Cogster, which perhaps not surprisingly was funded by seed money from friends and family, is run for a profit; Bisbee keeps 10% of the money raised.

He said he believes the service could help businesses if and when they seek traditional financing from a bank. They'll be able to demonstrate they've built not only a capital cushion, but also a steady following of customers, he said. "We are helping offset the risk that local bankers have traditionally bared over time with small businesses and we're authenticating or legitimizing the value of these local mom-and-pop businesses," Bisbee said.

Analysts were skeptical of this idea. "I don't think [bankers ask] 'How many followers do you have on Facebook?' " said Mark Schwanhausser, a senior analyst at Javelin Strategy and Research in Pleasanton, Calif. "I can't imagine this is going to be a telling factor to a lender. It is a measure of community support. But isn't it more basic to say 'We've brought in more revenues than we've spent in the last couple of months. Here's our cash flow. Here's our business plan.' I think that's what a banker will look at more closely."

Elaine Meder-Wilgus, the owner of Webster's Bookstore Cafe in State College has become a sort of poster child for the Cogster site — an emblem of what it's capable of helping businesses achieve.

Meder-Wilgus' sales began to drop off in the fall of 2008. An increase in postage costs further squeezed her cash flow. She began to fall behind on the store's rent payments.

At the beginning of this year, Meder-Wilgus started the process of refinancing her loans with a local community bank, but at the end of June, the refi hadn't been finalized. On July 1, she got a 30-day eviction notice.

The public outcry over the store's possible demise "was instantaneous," Meder-Wilgus said. In a matter of days, she had signatures from 3,600 community members pledging their support, and raised several thousand dollars through the Cogster site. On July 15, Meder-Wilgus set a goal to raise $40,000 by the beginning of September. She is a little more than half way there.

Meder-Wilgus said her bank, which she declined to identify, took notice of the community's support. "They said 'We see the community outpouring and we'll get the refinancing done.' "

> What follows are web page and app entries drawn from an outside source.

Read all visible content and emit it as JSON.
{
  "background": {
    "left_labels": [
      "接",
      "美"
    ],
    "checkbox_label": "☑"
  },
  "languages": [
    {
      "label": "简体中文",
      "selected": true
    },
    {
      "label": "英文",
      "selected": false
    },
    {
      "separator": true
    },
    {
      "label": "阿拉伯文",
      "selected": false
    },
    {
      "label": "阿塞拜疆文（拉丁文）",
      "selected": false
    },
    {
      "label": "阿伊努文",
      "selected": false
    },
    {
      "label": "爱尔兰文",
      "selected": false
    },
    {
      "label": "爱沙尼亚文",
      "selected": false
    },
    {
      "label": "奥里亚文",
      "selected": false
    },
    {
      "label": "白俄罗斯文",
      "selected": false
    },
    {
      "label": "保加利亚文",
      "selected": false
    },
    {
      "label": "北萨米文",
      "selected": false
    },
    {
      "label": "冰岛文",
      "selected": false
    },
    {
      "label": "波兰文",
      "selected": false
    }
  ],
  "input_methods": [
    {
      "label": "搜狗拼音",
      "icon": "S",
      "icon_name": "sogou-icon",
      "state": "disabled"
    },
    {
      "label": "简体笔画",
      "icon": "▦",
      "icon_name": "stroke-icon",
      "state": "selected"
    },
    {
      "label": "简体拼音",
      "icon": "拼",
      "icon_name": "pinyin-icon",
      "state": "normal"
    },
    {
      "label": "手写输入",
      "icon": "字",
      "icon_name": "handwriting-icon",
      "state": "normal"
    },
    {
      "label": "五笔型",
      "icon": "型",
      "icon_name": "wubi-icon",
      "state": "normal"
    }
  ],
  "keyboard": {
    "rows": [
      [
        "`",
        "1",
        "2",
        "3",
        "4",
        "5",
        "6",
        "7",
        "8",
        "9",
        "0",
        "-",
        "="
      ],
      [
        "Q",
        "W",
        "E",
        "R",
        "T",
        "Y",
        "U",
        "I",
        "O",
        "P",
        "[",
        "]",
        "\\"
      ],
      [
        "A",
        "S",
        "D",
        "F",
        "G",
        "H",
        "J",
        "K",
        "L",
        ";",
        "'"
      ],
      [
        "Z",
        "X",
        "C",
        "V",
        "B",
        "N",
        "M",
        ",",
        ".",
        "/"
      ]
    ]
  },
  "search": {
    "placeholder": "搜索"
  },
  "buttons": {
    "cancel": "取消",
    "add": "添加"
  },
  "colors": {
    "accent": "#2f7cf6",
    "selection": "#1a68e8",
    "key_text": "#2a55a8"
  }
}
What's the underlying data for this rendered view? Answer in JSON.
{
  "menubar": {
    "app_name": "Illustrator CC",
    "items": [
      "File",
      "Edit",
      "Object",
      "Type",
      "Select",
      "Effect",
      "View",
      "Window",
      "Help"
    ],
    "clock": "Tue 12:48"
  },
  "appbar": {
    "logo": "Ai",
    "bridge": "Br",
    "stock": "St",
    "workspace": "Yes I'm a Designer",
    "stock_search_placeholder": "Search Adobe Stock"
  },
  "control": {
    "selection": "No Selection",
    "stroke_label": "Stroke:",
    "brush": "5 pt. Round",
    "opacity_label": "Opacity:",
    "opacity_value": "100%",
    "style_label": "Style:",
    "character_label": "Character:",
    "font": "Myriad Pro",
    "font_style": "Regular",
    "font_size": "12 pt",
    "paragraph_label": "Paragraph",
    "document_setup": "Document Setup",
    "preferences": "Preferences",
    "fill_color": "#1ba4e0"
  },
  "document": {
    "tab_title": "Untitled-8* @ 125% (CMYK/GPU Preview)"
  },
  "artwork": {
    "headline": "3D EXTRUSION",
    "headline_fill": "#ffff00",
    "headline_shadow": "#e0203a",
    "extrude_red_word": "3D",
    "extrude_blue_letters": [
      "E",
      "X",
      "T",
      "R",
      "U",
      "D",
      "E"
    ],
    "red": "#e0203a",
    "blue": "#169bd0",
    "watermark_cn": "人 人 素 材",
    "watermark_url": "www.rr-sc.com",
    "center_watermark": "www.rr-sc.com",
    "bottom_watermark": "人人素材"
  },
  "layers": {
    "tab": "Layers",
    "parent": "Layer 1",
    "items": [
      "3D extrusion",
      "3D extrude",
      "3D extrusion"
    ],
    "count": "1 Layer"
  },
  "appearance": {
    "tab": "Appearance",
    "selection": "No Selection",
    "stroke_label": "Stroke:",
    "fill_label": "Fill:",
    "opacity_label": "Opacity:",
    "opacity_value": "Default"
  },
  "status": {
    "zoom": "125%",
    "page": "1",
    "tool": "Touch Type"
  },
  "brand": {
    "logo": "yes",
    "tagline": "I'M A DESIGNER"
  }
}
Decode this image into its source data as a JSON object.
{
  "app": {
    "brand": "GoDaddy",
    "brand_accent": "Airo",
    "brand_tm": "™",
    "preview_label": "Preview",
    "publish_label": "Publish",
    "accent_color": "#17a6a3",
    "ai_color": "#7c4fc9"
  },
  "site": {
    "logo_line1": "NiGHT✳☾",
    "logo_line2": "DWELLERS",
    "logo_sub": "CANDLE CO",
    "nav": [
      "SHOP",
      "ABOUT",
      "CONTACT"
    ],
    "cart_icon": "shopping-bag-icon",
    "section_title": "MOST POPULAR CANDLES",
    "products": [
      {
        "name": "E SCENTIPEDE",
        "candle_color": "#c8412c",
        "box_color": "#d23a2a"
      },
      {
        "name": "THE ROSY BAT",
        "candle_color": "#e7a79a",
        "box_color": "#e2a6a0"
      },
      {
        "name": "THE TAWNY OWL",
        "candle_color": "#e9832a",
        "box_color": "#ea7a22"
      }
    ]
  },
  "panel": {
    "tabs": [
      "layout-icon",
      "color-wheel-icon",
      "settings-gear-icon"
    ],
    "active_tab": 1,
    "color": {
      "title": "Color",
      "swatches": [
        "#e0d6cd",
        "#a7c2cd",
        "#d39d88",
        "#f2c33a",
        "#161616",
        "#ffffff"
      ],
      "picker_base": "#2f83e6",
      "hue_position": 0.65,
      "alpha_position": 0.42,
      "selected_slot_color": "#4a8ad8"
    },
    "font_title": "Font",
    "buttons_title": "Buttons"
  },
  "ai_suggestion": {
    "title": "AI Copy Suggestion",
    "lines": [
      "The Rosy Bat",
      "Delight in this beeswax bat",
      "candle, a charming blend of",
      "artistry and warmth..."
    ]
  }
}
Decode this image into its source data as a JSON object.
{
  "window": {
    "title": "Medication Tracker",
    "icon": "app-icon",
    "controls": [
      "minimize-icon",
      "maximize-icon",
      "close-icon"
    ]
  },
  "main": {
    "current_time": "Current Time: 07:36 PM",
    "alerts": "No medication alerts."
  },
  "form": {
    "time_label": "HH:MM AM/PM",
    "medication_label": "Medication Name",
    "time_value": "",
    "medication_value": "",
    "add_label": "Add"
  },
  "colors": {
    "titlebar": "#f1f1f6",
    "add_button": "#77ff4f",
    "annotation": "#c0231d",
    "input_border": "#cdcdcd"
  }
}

Meder-Wilgus was forced to move out of the store's downtown location at the end of July, but the support she's received through Cogster will help her to reopen in a new location, she said, something that once seemed unthinkable. "The Cogster money certainly contributed," she said.